Coughing is also a symptom of Heartworm Disease (not to be confused with Heart Disease!). Dogs can catch Heartworm Disease when a mosquito stings an infected dog, picks up the parasite, and then stings another dog to pass the parasite to them.
Heartworm Disease is spread through larvae, which will migrate through the body to the heart and lungs. They will then mature into long worms that inflame the lungs and cause bouts of coughing.
How Is Canine Heartworm Disease Treated?
There is a medication that you can give your dog to prevent Heartworm Disease, which is very effective. You should do this to prevent the parasite from infecting your dog in the first place.
This is important as once your dog gets heartworms, they will need extensive and painful treatment for 6 to 9 months. Not only is this expensive, but it can also be fatal. However, untreated heartworms are also fatal, so risky treatment is necessary.

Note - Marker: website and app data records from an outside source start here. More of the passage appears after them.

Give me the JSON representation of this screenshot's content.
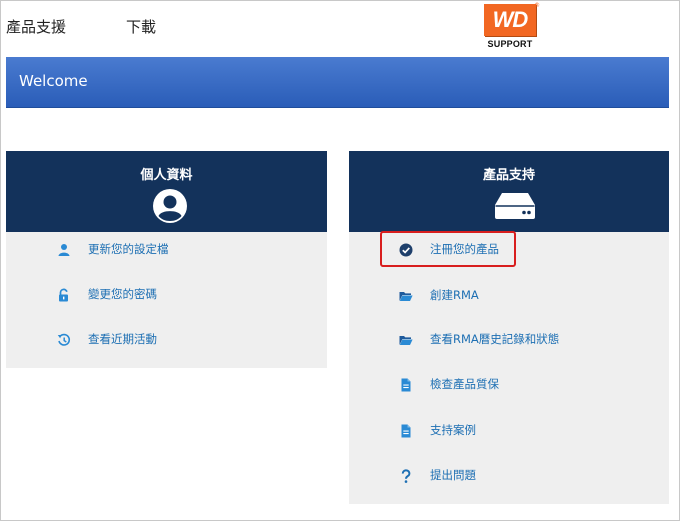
{
  "nav": {
    "support_label": "產品支援",
    "download_label": "下載"
  },
  "logo": {
    "mark": "WD",
    "registered": "®",
    "sub": "SUPPORT"
  },
  "banner": {
    "title": "Welcome"
  },
  "profile_card": {
    "title": "個人資料",
    "icon": "user-avatar-icon",
    "items": [
      {
        "label": "更新您的設定檔",
        "icon": "person-icon"
      },
      {
        "label": "變更您的密碼",
        "icon": "unlock-icon"
      },
      {
        "label": "查看近期活動",
        "icon": "history-icon"
      }
    ]
  },
  "support_card": {
    "title": "產品支持",
    "icon": "drive-icon",
    "items": [
      {
        "label": "注冊您的產品",
        "icon": "check-circle-icon"
      },
      {
        "label": "創建RMA",
        "icon": "folder-open-icon"
      },
      {
        "label": "查看RMA曆史記錄和狀態",
        "icon": "folder-open-icon"
      },
      {
        "label": "檢查產品質保",
        "icon": "document-icon"
      },
      {
        "label": "支持案例",
        "icon": "document-icon"
      },
      {
        "label": "提出問題",
        "icon": "question-icon"
      }
    ]
  },
  "colors": {
    "header_navy": "#13325b",
    "banner_blue": "#3a6cc4",
    "link_blue": "#1d6fb3",
    "icon_navy": "#1e3f6b",
    "icon_blue": "#2a8ad4",
    "highlight_red": "#d81e1e",
    "logo_orange": "#f26722"
  }
}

Foreign Objects In The Airways
Dogs can inhale objects through their noses when exploring, which can inflame the airways and cause coughing. Cavapoos are very inquisitive dogs, so they might be inclined to inhale more foreign objects than lap dogs.
The object could be as small as a single blade of grass. Many dogs are given a much more sinister prognosis before further tests show the irritant to be a blade of grass.
How Are Foreign Objects In The Airways Treated?
Coughing is actually the body’s way of flushing the object out of the airways. However, if this doesn’t work, your vet might need to remove it using an endoscope. This is a small camera that goes into your dog’s nose so that the vet can see the obstruction.
In severe cases, your dog might need surgery to remove the object if it cannot be reached with the endoscope.
If left untreated, foreign objects can lead to lung abscesses, pneumonia, pyothorax, pneumothorax, and other worrying conditions.
Coughing Can Be The First Sign Of Cancer
We don’t want to alarm you with this final cause of coughing in your Cavapoo, but in rare cases, coughing can be linked to cancer. Bear in mind that there are many other illnesses that coughing could be due to, so you don’t always have to think of the worst-case scenario.
Coughing is often one of the first signs an owner notices, and it can be linked to lung cancer, heart cancer, or respiratory tract cancer.
How Is Canine Cancer Treated?
There are many cancer treatments available for dogs, and the best one will be determined by your vet, depending on the stage of cancer and type. Common treatments include chemotherapy, radiation, surgery, and palliative care.
Thanks for reading! We hope this article has shed some light on why your Cavapoo might be coughing. It might be something as simple as allergies or an infection, or it might be something more serious like cancer or heartworm disease.
If your Cavapoo is only coughing once in a while, there’s usually nothing to worry about.
However, if they have developed a relentless new cough, you might want to get it checked out. If you’re concerned, it’s always best to check with a professional vet – better to be safe than sorry!
Want to learn more about your Cavapoo? Read on to understand more about your Cavapoo’s behaviors.